GENE ONLINE|News &
Pfizer’s COVID Vaccine Inches Closer to Emergency Approval Following FDA Panel’s Recommendation
December 10, 2020 – Today, the USFDA advisory panel of 23 members voted 17-4 in favor of approving Pfizer’s coronavirus vaccine for emergency use, adjudging it is more beneficial than risky. However, the emergency use authorization (EUA) will be granted only after the FDA accepts the panel’s nonbinding recommendation. If Pfizer’s vaccine bags the EUA, it will mark a pivotal moment in the fight against the pandemic, which has infected more than 15.4 million people and killed roughly 290,000 people in the US in less than a year.

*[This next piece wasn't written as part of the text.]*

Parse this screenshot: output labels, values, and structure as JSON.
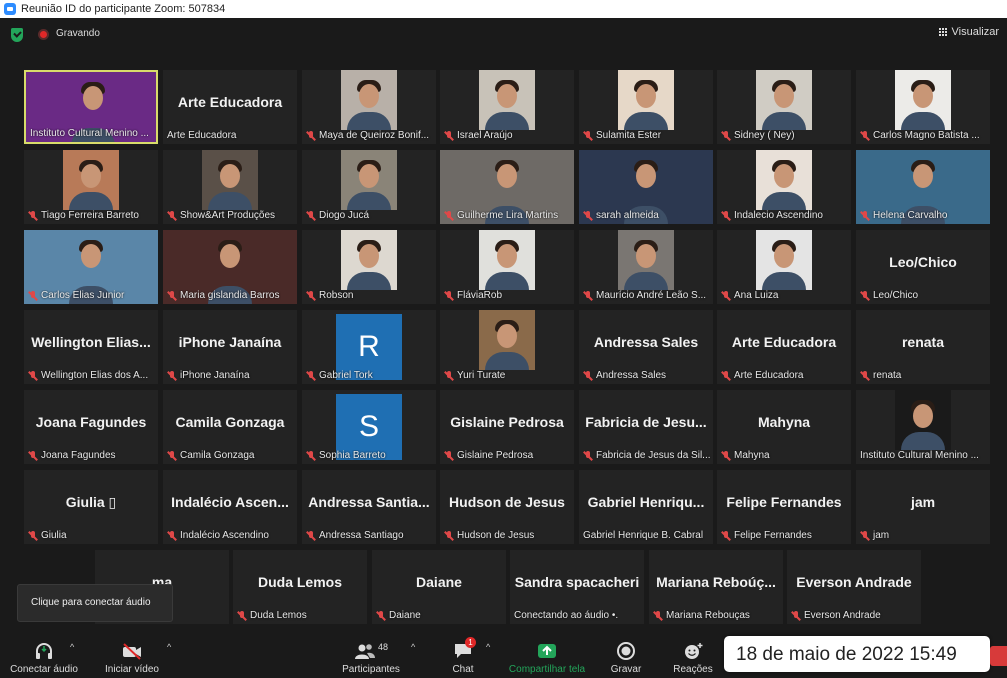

Pfizer and BioNTech’s BNT162b2 is an mRNA-based vaccine that uses the genetic material of the virus to trigger the immune response. Late-stage clinical trial data show that the vaccine is 95% effective in the younger population (16-55 years) and 93-95% effective in the older population and people with comorbidities with two doses taken 21 days apart.
Additionally, the vaccine was 88.9% effective in fending severe COVID-19 infections with just one dose. Overall, the vaccine shows a good safety profile, and the most commonly reported systemic events were fatigue and headache. However, there are cases of vaccine-related serious events that are worth noting. Sixty-four vaccine recipients and six placebo recipients reported lymphadenopathy. Four vaccine-related serious adverse events, including shoulder injury, right axillary lymphadenopathy, paroxysmal ventricular arrhythmia, and right leg paresthesia, were reported among vaccine recipients.
Conditions of Emergency Use
With the EUA, only a limited population will get the vaccine, specifically the ones who are at high risk, including elderly Americans living in long-term care homes and healthcare workers. However, whether this population will include pregnant women and young children is still under the wraps. Despite the disagreements amongst the committee members, the recommendation is to include children aged 16 or 17 for vaccination.
An emergency approval is different from the final full approval. So far, Pfizer is asking for EUA based on two months of safety data. However, full approval typically requires six months of data. This will take at least a few months.
The Federal officials at the Centers for Disease Control and Prevention (CDC) are prepared to distribute the vaccine within 24 hours of EUA. Pfizer plans to have 6.4 million doses ready for the US in its first rollout round in late December. This will be enough for 3 million people in the country. However, it is expected that 100 million Americans will be immunized by the end of February and the entire US population by the end of June. Pfizer said last week that it is confident it will be able to supply the targeted doses as its full-scale production in the US and Europe are now complete.
Last week the UK’s MHRA gave emergency authorization to Pfizer’s coronavirus vaccine. However, two NHS workers who received the vaccine developed severe allergic reactions. Both the individuals had a known history of allergies. The UK MHRA has advised people with a known history of allergies to avoid taking the vaccine. This, however, could be a problem for the US population, where more than 20 million people experience some form of allergy every year. To be on the safe side, the FDA has included warning information related to an allergic reaction on the vaccine label and has advised people with a history of allergic reaction to avoid taking the vaccine.
By Ruchi Jhonsa, Ph.D.
©www.geneonline.com All rights reserved. Collaborate with us: email@example.com